Thus ended our trip to Akranes and Stykkishólmur, but not the weekend. The following day, I took a bus down to Hafnarfjörður to meet Ally for a walk around a lake he claimed to have visited twice, but was suspiciously unsure of its actual location. Miraculously, we made it both to the lake and back without getting lost or taking ridiculously long detours even once. That’s definitely true.
Here’s a surprising fact for you: Iceland is beautiful. For a floating rock barely bigger than Indiana, its landscape varies from “definitely Martian” to “suspiciously Pacific Northwestern” with a thousand variants in between.
The lake offered the “actually feels like autumn” variant, which is admittedly a rather present vibe in Reykjavik. I may not be able to get my pumpkin spice latte and pumpkin spice Oreos with pumpkin spice tea and a side of pumpkin spice ice cream, but the trees are warming up, the air is clean and sharp, and both the sky and the streets are a constant shade of grey.
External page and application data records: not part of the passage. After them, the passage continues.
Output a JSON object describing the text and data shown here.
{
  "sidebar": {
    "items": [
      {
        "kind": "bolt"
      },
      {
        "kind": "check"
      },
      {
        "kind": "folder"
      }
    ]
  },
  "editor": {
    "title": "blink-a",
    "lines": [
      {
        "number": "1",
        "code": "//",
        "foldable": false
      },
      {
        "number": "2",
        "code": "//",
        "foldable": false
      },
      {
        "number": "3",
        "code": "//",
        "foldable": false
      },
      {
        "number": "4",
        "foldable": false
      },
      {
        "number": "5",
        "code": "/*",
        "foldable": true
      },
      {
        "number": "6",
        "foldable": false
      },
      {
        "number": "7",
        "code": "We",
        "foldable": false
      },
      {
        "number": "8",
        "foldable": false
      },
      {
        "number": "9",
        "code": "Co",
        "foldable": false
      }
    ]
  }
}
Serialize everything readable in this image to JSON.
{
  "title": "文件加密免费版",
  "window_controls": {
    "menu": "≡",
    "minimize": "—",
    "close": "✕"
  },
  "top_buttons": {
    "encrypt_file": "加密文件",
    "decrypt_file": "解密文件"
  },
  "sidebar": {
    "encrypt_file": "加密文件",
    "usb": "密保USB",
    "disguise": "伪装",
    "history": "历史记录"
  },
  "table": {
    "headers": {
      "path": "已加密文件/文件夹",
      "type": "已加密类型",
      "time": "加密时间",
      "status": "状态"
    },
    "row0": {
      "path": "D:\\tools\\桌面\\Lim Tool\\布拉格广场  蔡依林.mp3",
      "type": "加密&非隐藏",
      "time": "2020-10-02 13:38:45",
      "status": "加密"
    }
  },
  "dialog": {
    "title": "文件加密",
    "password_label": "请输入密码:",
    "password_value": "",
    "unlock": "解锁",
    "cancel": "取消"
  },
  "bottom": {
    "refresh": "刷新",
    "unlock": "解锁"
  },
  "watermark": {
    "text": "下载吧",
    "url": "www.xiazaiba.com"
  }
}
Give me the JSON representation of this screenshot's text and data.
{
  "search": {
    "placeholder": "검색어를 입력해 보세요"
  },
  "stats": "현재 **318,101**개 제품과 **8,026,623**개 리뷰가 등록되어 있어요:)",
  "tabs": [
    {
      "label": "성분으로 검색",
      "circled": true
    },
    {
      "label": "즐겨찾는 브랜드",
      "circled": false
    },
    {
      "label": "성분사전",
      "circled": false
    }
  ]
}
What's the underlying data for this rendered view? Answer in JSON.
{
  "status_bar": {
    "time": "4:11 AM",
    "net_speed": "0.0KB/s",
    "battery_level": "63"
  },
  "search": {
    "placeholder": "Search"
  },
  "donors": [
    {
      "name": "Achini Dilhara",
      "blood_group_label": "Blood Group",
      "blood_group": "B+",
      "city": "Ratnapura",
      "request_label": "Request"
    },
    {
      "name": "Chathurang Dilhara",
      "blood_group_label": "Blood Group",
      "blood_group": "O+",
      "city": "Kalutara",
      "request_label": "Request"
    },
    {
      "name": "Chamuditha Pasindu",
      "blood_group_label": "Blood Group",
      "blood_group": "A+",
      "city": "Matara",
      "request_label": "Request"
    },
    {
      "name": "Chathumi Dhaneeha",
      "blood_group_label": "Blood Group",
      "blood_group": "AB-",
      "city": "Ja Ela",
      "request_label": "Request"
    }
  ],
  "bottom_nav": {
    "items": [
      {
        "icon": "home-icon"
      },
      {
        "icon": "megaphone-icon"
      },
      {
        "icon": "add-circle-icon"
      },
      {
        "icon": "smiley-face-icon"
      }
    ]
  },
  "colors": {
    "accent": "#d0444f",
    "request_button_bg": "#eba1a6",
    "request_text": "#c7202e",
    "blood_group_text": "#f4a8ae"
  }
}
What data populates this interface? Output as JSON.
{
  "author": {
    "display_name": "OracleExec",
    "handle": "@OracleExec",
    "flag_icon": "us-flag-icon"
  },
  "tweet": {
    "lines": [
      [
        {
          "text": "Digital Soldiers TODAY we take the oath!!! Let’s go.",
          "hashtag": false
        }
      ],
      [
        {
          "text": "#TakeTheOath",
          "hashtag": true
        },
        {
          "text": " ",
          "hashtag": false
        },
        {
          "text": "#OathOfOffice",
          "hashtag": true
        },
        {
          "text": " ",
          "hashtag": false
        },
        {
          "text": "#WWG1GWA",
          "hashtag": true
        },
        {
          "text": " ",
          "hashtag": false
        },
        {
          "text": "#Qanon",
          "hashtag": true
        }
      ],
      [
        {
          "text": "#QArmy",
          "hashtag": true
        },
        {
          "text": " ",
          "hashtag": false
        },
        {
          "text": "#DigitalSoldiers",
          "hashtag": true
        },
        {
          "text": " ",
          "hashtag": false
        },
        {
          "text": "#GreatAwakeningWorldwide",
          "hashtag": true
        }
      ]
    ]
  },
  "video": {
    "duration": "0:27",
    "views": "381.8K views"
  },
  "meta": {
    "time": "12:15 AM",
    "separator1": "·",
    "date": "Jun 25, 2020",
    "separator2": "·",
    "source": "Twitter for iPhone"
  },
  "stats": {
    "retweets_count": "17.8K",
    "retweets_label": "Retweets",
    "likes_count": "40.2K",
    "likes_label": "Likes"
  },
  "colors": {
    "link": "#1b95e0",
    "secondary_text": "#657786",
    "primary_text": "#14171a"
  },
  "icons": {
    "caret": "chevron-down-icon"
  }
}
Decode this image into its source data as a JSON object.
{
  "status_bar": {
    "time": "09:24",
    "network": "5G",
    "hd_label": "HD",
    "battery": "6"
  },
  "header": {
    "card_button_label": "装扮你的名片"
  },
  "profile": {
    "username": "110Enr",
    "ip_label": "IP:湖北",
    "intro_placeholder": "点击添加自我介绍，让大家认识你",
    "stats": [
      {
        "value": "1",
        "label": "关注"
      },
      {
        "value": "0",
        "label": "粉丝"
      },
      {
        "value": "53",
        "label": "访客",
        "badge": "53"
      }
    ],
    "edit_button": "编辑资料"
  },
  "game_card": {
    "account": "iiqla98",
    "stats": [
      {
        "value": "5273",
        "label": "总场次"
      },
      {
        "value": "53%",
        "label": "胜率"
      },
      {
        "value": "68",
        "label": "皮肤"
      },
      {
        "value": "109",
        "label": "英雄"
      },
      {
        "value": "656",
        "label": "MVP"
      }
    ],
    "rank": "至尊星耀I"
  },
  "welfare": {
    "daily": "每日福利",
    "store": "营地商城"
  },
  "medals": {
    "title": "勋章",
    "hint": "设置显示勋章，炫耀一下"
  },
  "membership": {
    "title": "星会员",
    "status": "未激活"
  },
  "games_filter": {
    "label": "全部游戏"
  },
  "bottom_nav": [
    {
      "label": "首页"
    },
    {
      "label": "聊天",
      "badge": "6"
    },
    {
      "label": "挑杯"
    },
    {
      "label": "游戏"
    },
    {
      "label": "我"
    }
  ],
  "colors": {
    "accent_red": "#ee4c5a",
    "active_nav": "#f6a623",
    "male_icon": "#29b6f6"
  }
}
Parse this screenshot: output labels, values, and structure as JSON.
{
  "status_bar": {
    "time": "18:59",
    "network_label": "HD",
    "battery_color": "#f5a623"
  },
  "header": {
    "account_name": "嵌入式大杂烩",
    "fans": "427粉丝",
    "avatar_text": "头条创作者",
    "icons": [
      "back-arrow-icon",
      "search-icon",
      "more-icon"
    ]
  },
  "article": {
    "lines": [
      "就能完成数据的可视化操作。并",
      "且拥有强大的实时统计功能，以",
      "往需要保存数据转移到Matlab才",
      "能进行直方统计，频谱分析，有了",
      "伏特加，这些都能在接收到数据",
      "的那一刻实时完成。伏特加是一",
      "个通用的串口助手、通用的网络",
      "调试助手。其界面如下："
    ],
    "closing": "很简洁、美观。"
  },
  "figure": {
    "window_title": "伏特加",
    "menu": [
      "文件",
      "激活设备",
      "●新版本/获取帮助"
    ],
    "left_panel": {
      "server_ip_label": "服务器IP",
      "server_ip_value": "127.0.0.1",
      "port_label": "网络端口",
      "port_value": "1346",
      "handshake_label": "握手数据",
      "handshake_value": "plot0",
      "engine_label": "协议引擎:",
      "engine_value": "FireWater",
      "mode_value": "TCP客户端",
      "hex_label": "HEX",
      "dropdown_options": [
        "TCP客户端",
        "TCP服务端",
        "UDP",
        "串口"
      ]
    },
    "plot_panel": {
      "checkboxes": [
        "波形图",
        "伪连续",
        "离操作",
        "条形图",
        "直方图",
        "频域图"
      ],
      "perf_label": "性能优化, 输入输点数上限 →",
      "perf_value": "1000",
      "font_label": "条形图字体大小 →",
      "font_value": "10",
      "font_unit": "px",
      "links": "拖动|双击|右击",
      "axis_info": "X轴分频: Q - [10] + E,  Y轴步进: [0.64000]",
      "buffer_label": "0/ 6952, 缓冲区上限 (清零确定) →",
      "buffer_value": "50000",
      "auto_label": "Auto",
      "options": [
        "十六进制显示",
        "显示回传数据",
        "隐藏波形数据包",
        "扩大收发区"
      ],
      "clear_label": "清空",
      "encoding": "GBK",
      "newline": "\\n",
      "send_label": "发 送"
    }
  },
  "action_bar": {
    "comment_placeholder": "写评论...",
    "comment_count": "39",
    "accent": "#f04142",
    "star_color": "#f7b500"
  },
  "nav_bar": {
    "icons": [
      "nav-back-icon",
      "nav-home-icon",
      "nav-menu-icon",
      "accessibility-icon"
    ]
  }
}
I couldn’t be happier. (Unless I had a pumpkin spice latte and pumpkin spice Oreos with pumpkin spice tea and a side of pumpkin spice ice cream).
I know most people think all this rain must be utterly dreary, and I guess for some people it is, but there’s a silver lining even for those crazies who like the sun. Well, actually a multicolor lining. There are rainbows all the time in Iceland. I see at least three per week, sometimes multiple rainbows in a day. Sometimes even at the same time. We saw a triple rainbow last week.
Overall, the weekend was filled with good company, unparalleled scenery, and a flock of huskies on a dock that were all yelling at the same time. It was lit. Iceland is lit. (Metaphorically though. We just went through this.) God only knows how I wound up on this quirky little island, but I’m glad I did.